Pan frying your eggplant
- Grease the baking pan with a little bit of oil (just enough so the pan is oiled, but there shouldn't be any oil "sitting" in a pool.) If you have a rack, no need to oil the pan. Simply place the rack on the baking sheet. Set this somewhere accessible from the frying pan.
- Preheat the oven to 350. While it's heating up, you can start frying.
- Heat up the oil in the pan over medium heat. Test the temperature by dropping a bit of the bread crumbs in the oil. When it dances around, your oil is hot enough.
- Place your breaded eggplant pieces in the pan and fry until it's crispy/golden. I left it in for a few minutes on each side. (While you're waiting for the eggplant to brown, you can bread the rest of your eggplant pieces.)
- Once both sides are nicely browned, place the eggplant piece directly on the greased baking pan OR on the rack (if you have a rack). Repeat until all of the pieces have been fried or your baking pan is full.
Baking your eggplant
- Once the baking pan is full/you've fried all of your eggplant pieces, you're ready to bake. If you have a rack, skip to step 3. If you don't have a rack, put the tray in for 10 minutes.
- After 10 minutes, flip the pieces. But after you flip the pieces and put it back in the oven, do step 3.
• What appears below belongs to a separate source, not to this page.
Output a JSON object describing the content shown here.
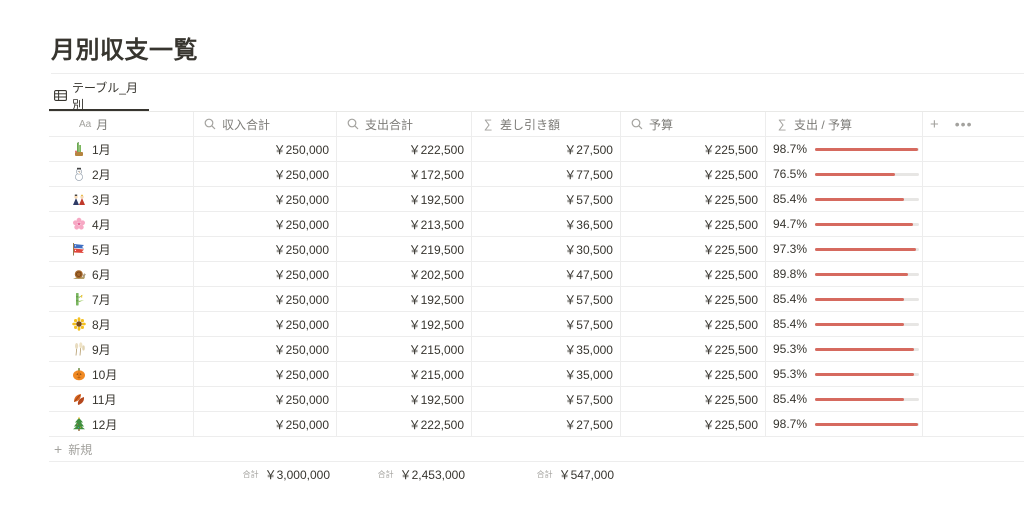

- Spoon some of the sauce onto each eggplant piece. Top with a little bit of parmesan and a little bit of mozzarella. Bake until the cheese is browned/slightly bubbly.
You're ready to eat! I ate the eggplant parm on it's own, but you could serve it with pasta (or quinoa pasta for us gluten-free folks) or with a salad. Enjoy!
P.S. Frying the eggplant probably makes this less healthy, but if you look at the ingredients, it can't be thaaaaat bad for you, right? Also, you can make this vegan easily by using an egg replacement and omitting the cheese.